A revocable living trust (RLT) is a trust you create during your lifetime that can be changed until your incapacity or death. While you are alive and can make decisions for yourself, you are both the current trustee (the person or entity who manages, invests, and hands out the money and property) and the current beneficiary (allowing you to continue enjoying the money and property during your lifetime). In the trust agreement, you determine who manages the trust and who receives the benefit of the money and property during your lifetime and at your death. You can specify how your partner should be financially provided for during any period of your incapacity, what accounts or property your partner will receive, and when and how your partner will receive the money and property at your death. Under a carefully drafted RLT, the accounts or property can be used to support your partner after your death and even while you are alive and unable to manage your affairs. Also, anything you want your partner to receive can be protected from your partner’s creditors or judgments and from your partner’s spending the money or selling the property to buy extravagant items. The accounts and property owned by the trust will avoid probate, a significant benefit that allows you to keep your private matters out of court and away from prying eyes.

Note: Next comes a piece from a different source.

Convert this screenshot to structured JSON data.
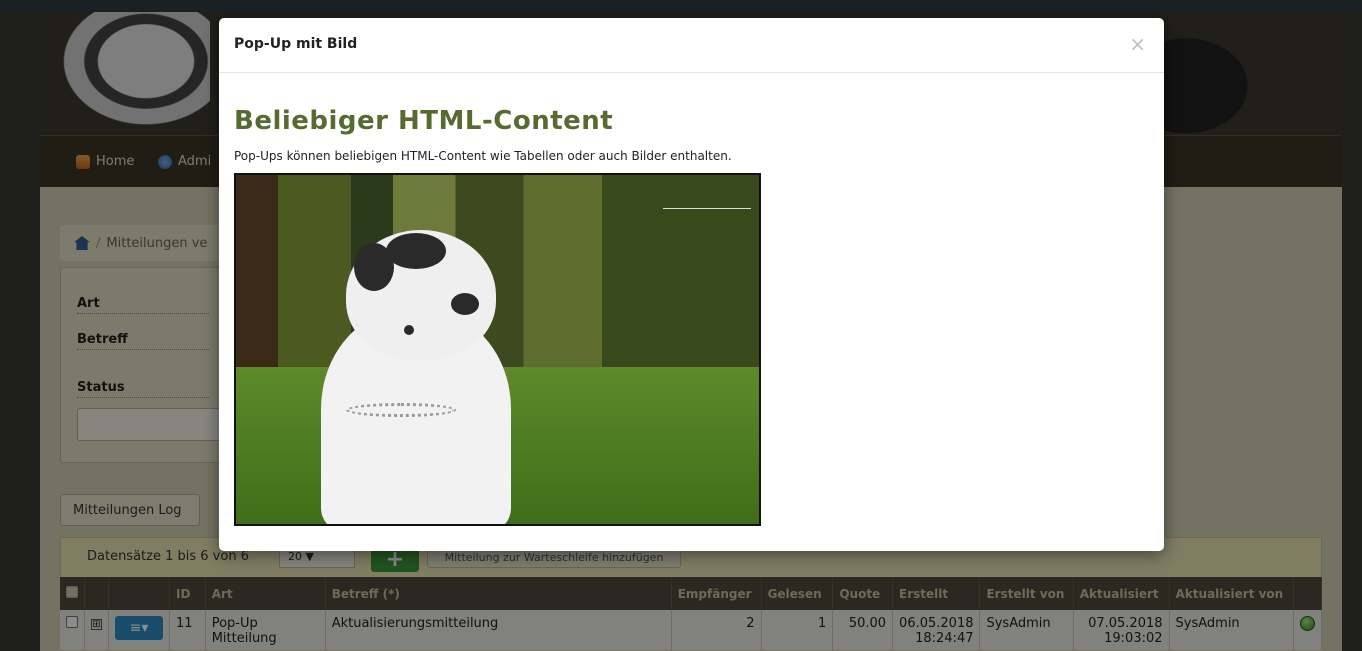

Note, however, that if, after your death, your trust owns any accounts that generate income that is not given to the beneficiaries, the trust will be taxed on the income, usually at a higher rate than what an individual would pay on the same income. Also, the longer the trust exists, the longer it needs to be managed, so there could be ongoing fees associated with the trust such as tax preparation, investment, and management fees, depending on who is the trustee.
Estate planning for unmarried partners doesn’t need to be complicated, and it doesn’t have to be intimidating. As you can see, there are several different ways to provide for your partner during your incapacity or when you die. We are here to help you craft a plan that addresses your concerns and help you ensure that your partner is taken care of during all phases of life. Call us today to schedule, (480) 699-7992.